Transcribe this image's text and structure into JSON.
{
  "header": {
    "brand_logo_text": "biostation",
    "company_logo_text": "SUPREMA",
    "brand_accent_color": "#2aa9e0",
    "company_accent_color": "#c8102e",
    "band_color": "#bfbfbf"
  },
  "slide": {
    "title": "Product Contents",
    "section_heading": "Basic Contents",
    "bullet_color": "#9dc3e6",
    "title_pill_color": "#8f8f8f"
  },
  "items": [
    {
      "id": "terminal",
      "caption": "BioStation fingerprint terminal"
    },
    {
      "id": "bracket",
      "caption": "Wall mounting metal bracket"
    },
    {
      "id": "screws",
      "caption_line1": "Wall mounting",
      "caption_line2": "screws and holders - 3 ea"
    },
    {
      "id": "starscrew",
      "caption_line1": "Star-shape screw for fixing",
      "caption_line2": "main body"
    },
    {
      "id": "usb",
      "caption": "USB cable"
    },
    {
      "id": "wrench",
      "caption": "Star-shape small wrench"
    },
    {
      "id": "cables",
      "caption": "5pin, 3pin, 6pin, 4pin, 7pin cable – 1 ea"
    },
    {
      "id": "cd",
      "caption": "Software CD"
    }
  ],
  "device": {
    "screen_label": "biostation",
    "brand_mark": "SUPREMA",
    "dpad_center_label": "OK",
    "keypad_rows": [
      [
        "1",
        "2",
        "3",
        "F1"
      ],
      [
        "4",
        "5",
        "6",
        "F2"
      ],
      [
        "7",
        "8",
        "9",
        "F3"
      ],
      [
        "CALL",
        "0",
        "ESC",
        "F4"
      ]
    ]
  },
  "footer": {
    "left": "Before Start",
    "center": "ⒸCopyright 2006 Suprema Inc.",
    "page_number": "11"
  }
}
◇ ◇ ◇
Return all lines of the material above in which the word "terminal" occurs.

Exercise output:
      "id": "terminal",
      "caption": "BioStation fingerprint terminal"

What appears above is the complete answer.